Work to be completed:
Below are the records; collect from them each line containing the string "placeholder".

Stored items from a collection:
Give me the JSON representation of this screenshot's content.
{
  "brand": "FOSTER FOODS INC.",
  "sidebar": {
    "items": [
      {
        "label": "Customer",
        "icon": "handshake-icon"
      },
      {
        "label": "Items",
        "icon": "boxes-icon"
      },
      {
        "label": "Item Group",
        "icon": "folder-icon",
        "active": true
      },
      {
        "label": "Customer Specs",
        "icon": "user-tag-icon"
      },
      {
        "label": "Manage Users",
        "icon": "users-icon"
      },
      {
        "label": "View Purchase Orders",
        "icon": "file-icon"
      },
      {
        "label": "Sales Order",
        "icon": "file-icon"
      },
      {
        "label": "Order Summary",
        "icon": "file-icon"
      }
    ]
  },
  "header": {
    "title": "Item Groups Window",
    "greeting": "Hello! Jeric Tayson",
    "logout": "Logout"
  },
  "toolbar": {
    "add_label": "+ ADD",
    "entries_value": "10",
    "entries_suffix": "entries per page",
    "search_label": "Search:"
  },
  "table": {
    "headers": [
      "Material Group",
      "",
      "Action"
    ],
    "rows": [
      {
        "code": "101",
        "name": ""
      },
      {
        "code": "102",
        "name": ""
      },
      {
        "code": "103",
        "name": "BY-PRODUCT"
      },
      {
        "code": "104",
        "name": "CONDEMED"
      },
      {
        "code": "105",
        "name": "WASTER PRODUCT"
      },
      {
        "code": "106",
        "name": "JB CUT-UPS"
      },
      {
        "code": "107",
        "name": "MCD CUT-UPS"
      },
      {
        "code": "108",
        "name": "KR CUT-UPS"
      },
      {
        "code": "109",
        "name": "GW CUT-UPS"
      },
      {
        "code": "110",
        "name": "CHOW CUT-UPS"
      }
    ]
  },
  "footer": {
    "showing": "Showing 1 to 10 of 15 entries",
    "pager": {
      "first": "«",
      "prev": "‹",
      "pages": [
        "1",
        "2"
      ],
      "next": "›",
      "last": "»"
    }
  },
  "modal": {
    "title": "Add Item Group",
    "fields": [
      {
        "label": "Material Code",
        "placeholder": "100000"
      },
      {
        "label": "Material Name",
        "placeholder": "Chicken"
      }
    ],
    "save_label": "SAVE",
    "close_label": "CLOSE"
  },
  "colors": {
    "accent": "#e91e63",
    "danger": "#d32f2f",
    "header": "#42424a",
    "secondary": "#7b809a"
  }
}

Answer space:
        "placeholder": "100000"
        "placeholder": "Chicken"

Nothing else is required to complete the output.